The results, which the study authors caution don't actually indicate that the hospitals had fewer HAIs, were presented at the 37th Annual Conference and International Meeting of the Association for Professionals in Infection Control and Epidemiology, running July 11-15 in New Orleans.

In the study, carried out between October 2008 and January 2009, the authors conducted computer-assisted telephone interviews with quality directors at 241 general acute care hospitals in California, representing about 80 percent of all hospitals in the state.

While only one-third of the hospitals had adopted automatic surveillance technology, they saw significant improvements in setting up, enforcing and evaluating evidence-based infection control practices for the five targeted HAIs, the researchers said.

For instance, 85 percent of hospitals with the high-tech surveillance met infection-tracking guidelines for Methicillin resistant Staphylococcus Aureus infections, compared with 66 percent of hospitals using manual tracking methods. For ventilator-associated pneumonia, 96 percent of hospitals with computer-monitoring systems met the guidelines, against 88 percent of manual tracking hospitals, and for surgical care infection practices the breakdown was 91 percent against 82 percent.

The authors said that the surveillance technology, which collects data from different systems and could help researchers identify infection clusters, is more efficient and wastes less staff time than manual data-collecting methods.

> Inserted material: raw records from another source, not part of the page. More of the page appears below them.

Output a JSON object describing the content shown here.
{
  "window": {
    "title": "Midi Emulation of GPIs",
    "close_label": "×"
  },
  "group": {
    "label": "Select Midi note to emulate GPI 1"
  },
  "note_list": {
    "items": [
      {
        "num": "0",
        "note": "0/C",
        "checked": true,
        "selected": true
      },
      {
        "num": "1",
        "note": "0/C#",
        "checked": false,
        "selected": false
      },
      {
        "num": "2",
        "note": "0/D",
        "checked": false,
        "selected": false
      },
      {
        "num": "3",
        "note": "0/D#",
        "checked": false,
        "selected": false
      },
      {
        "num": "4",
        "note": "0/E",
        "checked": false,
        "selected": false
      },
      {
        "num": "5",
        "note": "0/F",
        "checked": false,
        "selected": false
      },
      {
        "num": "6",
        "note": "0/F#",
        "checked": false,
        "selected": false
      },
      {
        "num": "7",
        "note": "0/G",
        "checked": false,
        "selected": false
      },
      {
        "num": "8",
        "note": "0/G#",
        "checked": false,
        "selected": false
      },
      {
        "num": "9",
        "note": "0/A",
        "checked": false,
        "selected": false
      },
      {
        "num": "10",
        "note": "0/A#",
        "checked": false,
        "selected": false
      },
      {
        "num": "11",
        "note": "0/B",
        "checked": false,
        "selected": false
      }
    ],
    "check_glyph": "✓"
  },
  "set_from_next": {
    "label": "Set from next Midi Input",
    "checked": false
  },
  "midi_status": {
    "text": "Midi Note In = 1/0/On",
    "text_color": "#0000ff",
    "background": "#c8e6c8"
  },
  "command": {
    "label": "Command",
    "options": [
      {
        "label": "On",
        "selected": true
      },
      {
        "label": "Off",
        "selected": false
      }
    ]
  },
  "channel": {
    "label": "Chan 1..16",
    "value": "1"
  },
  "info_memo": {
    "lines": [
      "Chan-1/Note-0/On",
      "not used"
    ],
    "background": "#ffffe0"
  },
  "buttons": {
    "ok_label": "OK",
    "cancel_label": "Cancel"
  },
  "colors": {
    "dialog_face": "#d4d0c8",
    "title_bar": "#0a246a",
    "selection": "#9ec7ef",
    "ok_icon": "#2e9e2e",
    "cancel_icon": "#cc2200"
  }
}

"Conducting manual surveillance of hospital infections is costly and time consuming, often limiting educational and quality improvement efforts," wrote the researchers. "Our findings suggest that hospitals that use automated surveillance technology can achieve both greater depth and breadth in the implementation of evidenced based infection control practices. These advantages are enormous in an era where CMS will no longer pay for the additional costs attributable to specific HAI, and where more states are requiring hospitals to report HAI rates publicly."